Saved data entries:
⟨
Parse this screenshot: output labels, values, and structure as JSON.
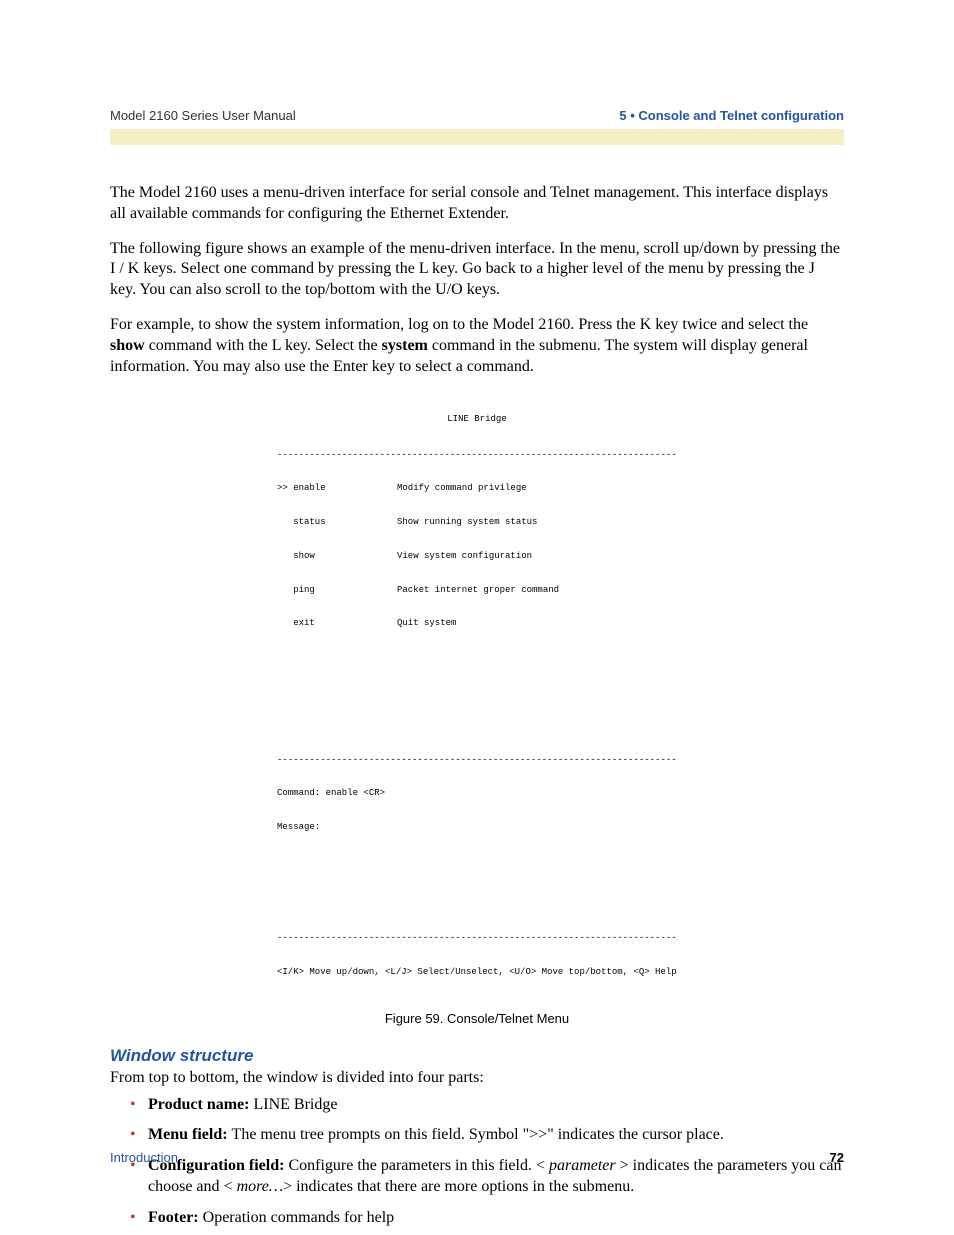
{
  "header": {
    "left": "Model 2160 Series User Manual",
    "right": "5 • Console and Telnet configuration"
  },
  "paragraphs": {
    "p1": "The Model 2160 uses a menu-driven interface for serial console and Telnet management. This interface displays all available commands for configuring the Ethernet Extender.",
    "p2": "The following figure shows an example of the menu-driven interface. In the menu, scroll up/down by pressing the I / K keys. Select one command by pressing the L key. Go back to a higher level of the menu by pressing the J key. You can also scroll to the top/bottom with the U/O keys.",
    "p3a": "For example, to show the system information, log on to the Model 2160. Press the K key twice and select the ",
    "p3b": "show",
    "p3c": " command with the L key. Select the ",
    "p3d": "system",
    "p3e": " command in the submenu. The system will display general information. You may also use the Enter key to select a command."
  },
  "console": {
    "title": "LINE Bridge",
    "dashes_top": "-----------------------------------------------------------------------------",
    "rows": [
      {
        "left": ">> enable",
        "right": "Modify command privilege"
      },
      {
        "left": "   status",
        "right": "Show running system status"
      },
      {
        "left": "   show",
        "right": "View system configuration"
      },
      {
        "left": "   ping",
        "right": "Packet internet groper command"
      },
      {
        "left": "   exit",
        "right": "Quit system"
      }
    ],
    "dashes_mid": "-----------------------------------------------------------------------------",
    "cmd_line": "Command: enable <CR>",
    "msg_line": "Message:",
    "dashes_bot": "-----------------------------------------------------------------------------",
    "footer_help": "<I/K> Move up/down, <L/J> Select/Unselect, <U/O> Move top/bottom, <Q> Help"
  },
  "caption": "Figure 59. Console/Telnet Menu",
  "section_heading": "Window structure",
  "section_intro": "From top to bottom, the window is divided into four parts:",
  "bullets": {
    "b1_label": "Product name: ",
    "b1_value": "LINE Bridge",
    "b2_label": "Menu field: ",
    "b2_value": "The menu tree prompts on this field. Symbol \">>\" indicates the cursor place.",
    "b3_label": "Configuration field: ",
    "b3_a": "Configure the parameters in this field. < ",
    "b3_param": "parameter",
    "b3_b": " > indicates the parameters you can choose and < ",
    "b3_more": "more…",
    "b3_c": "> indicates that there are more options in the submenu.",
    "b4_label": "Footer: ",
    "b4_value": "Operation commands for help"
  },
  "footer": {
    "left": "Introduction",
    "page": "72"
  }
}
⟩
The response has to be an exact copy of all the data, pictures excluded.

Parse this screenshot: output labels, values, and structure as JSON.
{
  "header": {
    "left": "Model 2160 Series User Manual",
    "right": "5 • Console and Telnet configuration"
  },
  "paragraphs": {
    "p1": "The Model 2160 uses a menu-driven interface for serial console and Telnet management. This interface displays all available commands for configuring the Ethernet Extender.",
    "p2": "The following figure shows an example of the menu-driven interface. In the menu, scroll up/down by pressing the I / K keys. Select one command by pressing the L key. Go back to a higher level of the menu by pressing the J key. You can also scroll to the top/bottom with the U/O keys.",
    "p3a": "For example, to show the system information, log on to the Model 2160. Press the K key twice and select the ",
    "p3b": "show",
    "p3c": " command with the L key. Select the ",
    "p3d": "system",
    "p3e": " command in the submenu. The system will display general information. You may also use the Enter key to select a command."
  },
  "console": {
    "title": "LINE Bridge",
    "dashes_top": "-----------------------------------------------------------------------------",
    "rows": [
      {
        "left": ">> enable",
        "right": "Modify command privilege"
      },
      {
        "left": "   status",
        "right": "Show running system status"
      },
      {
        "left": "   show",
        "right": "View system configuration"
      },
      {
        "left": "   ping",
        "right": "Packet internet groper command"
      },
      {
        "left": "   exit",
        "right": "Quit system"
      }
    ],
    "dashes_mid": "-----------------------------------------------------------------------------",
    "cmd_line": "Command: enable <CR>",
    "msg_line": "Message:",
    "dashes_bot": "-----------------------------------------------------------------------------",
    "footer_help": "<I/K> Move up/down, <L/J> Select/Unselect, <U/O> Move top/bottom, <Q> Help"
  },
  "caption": "Figure 59. Console/Telnet Menu",
  "section_heading": "Window structure",
  "section_intro": "From top to bottom, the window is divided into four parts:",
  "bullets": {
    "b1_label": "Product name: ",
    "b1_value": "LINE Bridge",
    "b2_label": "Menu field: ",
    "b2_value": "The menu tree prompts on this field. Symbol \">>\" indicates the cursor place.",
    "b3_label": "Configuration field: ",
    "b3_a": "Configure the parameters in this field. < ",
    "b3_param": "parameter",
    "b3_b": " > indicates the parameters you can choose and < ",
    "b3_more": "more…",
    "b3_c": "> indicates that there are more options in the submenu.",
    "b4_label": "Footer: ",
    "b4_value": "Operation commands for help"
  },
  "footer": {
    "left": "Introduction",
    "page": "72"
  }
}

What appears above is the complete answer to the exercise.